To do - Which lines of the data include the string "settings"? List them all.

****************************************

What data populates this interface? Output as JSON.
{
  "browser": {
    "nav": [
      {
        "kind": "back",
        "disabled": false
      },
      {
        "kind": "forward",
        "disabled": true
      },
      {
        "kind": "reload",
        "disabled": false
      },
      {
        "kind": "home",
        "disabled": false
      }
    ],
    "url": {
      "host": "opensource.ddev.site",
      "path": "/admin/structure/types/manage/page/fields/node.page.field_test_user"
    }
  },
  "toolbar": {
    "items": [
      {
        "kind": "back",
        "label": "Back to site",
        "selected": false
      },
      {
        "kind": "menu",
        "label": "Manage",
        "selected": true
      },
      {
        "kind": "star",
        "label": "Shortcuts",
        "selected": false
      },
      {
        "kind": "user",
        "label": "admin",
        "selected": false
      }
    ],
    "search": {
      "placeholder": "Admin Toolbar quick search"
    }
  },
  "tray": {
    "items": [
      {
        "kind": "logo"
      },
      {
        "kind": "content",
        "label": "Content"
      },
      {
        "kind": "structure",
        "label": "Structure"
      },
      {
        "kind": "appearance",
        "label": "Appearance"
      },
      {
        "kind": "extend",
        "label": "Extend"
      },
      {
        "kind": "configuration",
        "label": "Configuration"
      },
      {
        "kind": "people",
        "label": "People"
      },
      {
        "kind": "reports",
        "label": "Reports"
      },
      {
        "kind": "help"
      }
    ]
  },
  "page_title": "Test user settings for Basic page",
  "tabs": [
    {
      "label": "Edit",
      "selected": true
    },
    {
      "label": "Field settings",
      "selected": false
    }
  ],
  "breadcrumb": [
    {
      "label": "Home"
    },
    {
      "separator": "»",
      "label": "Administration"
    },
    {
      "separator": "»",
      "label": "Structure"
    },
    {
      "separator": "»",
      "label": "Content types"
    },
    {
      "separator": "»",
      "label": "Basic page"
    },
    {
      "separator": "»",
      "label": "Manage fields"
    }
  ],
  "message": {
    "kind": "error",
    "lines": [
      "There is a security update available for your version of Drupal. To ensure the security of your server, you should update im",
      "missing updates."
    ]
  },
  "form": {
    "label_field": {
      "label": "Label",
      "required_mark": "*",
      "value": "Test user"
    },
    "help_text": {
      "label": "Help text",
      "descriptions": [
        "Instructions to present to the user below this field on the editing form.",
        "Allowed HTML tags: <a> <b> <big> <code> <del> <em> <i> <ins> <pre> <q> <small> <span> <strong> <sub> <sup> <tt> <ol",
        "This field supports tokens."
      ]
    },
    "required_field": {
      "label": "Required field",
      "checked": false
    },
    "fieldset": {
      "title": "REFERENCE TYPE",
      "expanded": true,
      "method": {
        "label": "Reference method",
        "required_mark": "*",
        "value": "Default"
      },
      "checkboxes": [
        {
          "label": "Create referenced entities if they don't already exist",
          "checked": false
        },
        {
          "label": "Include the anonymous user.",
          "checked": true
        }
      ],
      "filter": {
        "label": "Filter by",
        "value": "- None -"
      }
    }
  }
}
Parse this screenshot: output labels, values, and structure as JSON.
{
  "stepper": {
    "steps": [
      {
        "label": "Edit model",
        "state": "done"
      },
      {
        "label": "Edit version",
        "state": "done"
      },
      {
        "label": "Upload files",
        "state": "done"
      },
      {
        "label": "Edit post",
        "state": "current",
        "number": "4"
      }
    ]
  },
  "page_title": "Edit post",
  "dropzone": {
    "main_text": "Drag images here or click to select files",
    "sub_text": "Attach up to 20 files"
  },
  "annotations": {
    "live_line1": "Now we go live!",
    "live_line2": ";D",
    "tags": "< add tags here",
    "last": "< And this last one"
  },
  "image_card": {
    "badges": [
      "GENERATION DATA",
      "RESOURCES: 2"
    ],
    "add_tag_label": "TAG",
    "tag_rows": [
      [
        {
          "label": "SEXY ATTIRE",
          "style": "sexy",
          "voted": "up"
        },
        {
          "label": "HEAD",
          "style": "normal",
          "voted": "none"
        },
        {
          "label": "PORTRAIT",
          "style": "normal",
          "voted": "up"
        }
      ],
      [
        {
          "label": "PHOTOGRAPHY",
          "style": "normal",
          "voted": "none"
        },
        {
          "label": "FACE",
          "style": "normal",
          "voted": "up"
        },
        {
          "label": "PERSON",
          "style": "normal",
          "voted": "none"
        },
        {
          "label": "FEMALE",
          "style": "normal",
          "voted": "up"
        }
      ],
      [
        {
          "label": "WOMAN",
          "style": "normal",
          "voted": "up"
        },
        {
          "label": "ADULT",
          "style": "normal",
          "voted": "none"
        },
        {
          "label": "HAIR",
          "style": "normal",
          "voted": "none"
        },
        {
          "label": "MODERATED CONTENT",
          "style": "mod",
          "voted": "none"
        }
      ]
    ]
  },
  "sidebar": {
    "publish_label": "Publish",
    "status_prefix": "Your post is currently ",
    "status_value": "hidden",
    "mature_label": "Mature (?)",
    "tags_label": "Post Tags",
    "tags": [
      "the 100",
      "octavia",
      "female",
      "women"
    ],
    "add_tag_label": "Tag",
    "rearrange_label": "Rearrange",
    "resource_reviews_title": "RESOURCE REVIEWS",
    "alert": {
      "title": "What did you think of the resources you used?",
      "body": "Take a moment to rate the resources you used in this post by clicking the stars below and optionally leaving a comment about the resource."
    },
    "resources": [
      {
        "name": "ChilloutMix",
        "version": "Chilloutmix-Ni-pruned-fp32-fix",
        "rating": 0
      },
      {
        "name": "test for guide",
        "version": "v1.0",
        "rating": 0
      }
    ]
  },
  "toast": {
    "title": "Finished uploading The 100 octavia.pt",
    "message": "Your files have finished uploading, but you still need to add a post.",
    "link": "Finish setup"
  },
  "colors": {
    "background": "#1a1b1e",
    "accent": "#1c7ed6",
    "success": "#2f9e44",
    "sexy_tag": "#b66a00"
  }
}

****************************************

Answer to this problem -
  "page_title": "Test user settings for Basic page",
      "label": "Field settings",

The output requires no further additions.